- Statements for Purposes of Medical Diagnosis or Treatment, Rule 11-803(D): in addition to statements related to diagnosis and treatment, statements can be made "describing medical history, or past or present symptoms, pain, or sensations, or the inception or general character of the cause or external source thereof insofar as reasonably pertinent to diagnosis or treatment."
Prosecution example: a psychologist testifies that "Ms. Mitchell (the alleged victim) came to me to deal with her severe depression which she explained was the result of the defendant having sent her hundreds of explicit and vulgar text and photo messages over the course of four months."
Defense response: assume that following review of the victim's medical history with the psychologist, it shows a diagnosis of severe depression six months prior to the beginning of the text messages. The defendant might argue the mental condition was preexisting and not caused by the text messaging, no matter how explicit or frequent. •
- Statement Against Interest, Rule 11-804(B)(3): defined as "a statement which was at the time of its making so far contrary to the declarant's…interest, or so far tended to subject the declarant to civil or criminal liability…that a reasonable person in the declarant's position would not have made the statement unless believing it to be true."
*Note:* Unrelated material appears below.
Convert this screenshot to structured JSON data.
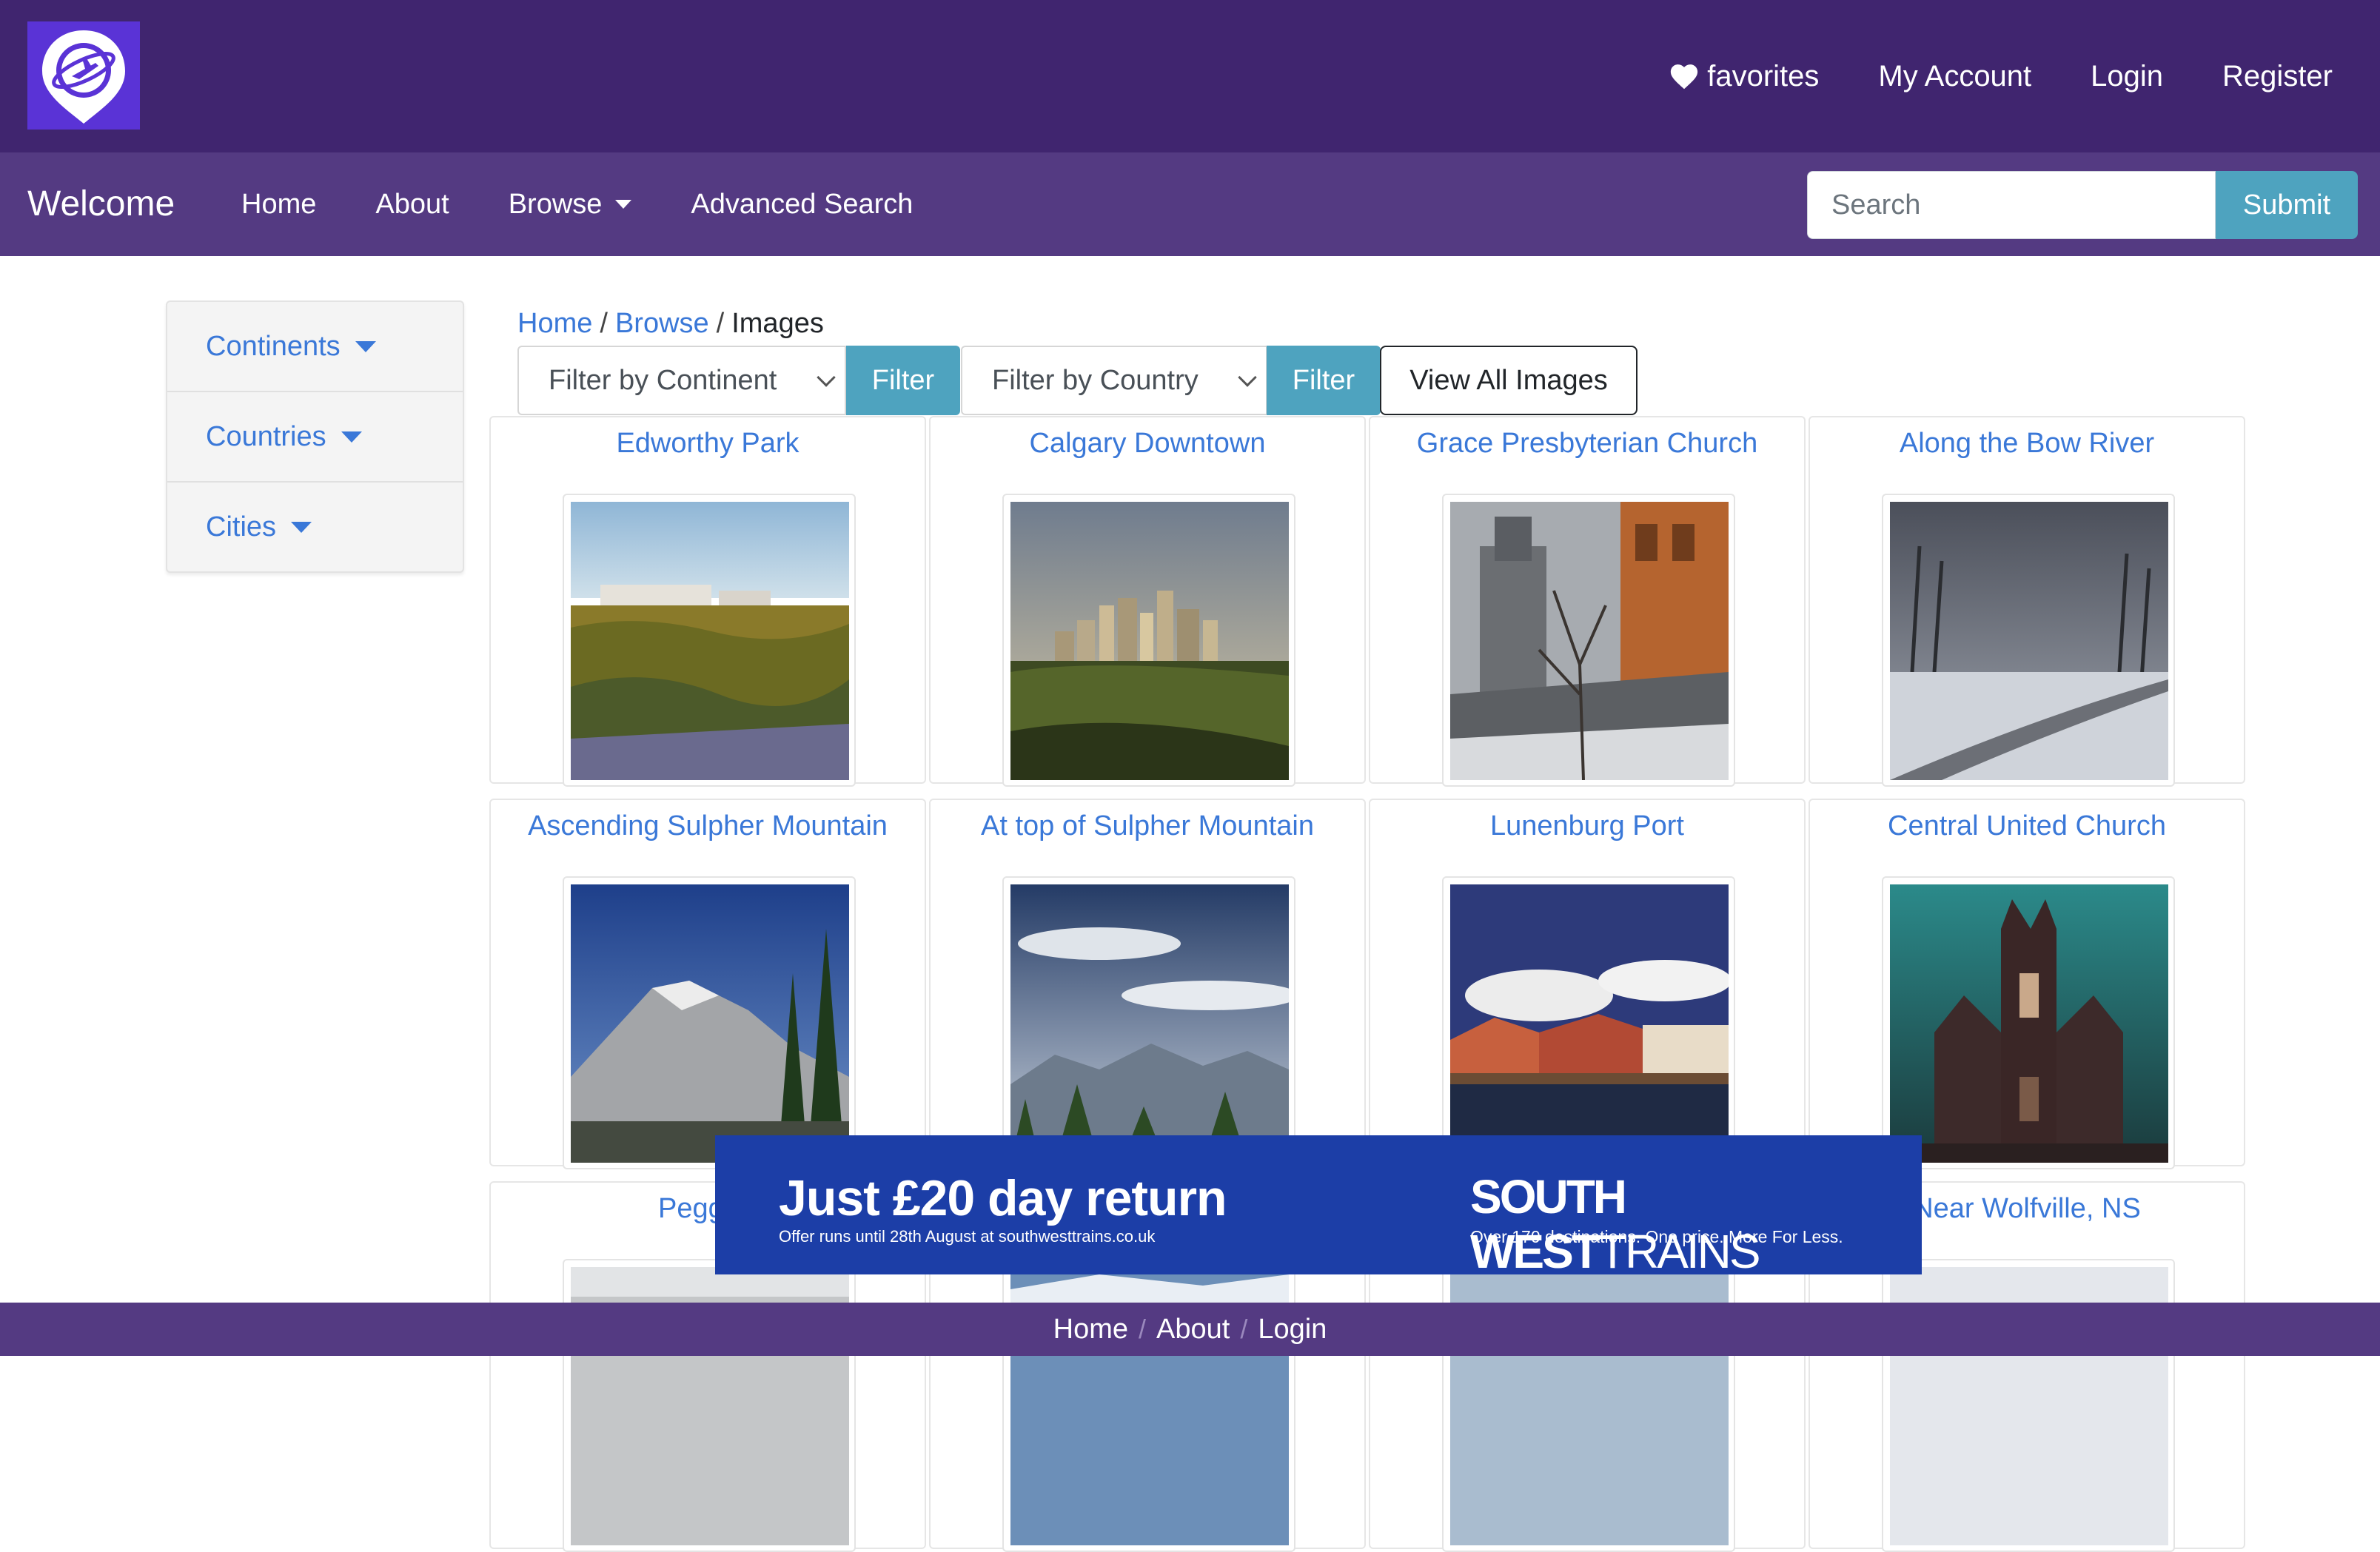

Prosecution example: in an aggravated stalking case alleging violations of a domestic violence protective order, a co-worker of defendant testifies "Adam (the defendant) bragged to me that he was purposely scaring his ex-girlfriend by making tons of hang-up phone calls in the middle of the night to get back at her for breaking up with him and getting a restraining order."